The data -
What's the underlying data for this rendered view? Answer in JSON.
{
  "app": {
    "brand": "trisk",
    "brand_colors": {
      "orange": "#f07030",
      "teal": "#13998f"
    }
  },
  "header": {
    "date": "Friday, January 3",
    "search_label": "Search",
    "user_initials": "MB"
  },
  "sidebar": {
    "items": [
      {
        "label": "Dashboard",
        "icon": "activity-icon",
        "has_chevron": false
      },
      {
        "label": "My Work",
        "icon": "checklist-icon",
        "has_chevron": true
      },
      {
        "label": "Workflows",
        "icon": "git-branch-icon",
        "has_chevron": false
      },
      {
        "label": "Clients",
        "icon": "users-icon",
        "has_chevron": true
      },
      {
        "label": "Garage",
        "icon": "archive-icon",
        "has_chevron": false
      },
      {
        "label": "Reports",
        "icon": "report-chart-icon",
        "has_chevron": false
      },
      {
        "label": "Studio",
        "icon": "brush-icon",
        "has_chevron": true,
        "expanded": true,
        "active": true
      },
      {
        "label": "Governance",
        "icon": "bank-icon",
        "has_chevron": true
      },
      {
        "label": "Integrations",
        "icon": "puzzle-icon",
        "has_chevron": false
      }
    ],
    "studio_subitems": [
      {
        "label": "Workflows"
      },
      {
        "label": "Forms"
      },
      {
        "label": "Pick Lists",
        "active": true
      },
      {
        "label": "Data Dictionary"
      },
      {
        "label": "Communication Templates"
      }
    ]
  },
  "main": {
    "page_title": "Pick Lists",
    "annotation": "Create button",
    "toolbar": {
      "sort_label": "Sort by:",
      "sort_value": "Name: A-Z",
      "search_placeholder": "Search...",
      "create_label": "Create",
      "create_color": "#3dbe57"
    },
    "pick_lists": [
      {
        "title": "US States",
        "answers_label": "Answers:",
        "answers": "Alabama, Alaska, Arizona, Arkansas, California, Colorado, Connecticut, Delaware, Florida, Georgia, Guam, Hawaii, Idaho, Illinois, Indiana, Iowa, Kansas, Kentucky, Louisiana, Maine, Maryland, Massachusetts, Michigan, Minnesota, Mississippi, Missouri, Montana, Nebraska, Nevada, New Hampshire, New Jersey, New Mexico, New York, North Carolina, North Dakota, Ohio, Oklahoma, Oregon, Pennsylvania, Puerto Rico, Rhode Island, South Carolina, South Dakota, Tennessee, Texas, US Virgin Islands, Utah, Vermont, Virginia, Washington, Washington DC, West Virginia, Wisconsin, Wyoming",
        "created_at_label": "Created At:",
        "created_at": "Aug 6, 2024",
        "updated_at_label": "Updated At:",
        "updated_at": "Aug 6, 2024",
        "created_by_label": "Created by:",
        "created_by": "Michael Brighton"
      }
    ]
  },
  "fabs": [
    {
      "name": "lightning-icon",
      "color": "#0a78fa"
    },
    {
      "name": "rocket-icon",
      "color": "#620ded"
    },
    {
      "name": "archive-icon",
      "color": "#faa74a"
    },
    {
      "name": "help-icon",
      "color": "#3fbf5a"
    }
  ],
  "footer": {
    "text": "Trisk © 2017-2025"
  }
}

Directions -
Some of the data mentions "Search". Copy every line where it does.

Answer section -
    "search_label": "Search",
      "search_placeholder": "Search...",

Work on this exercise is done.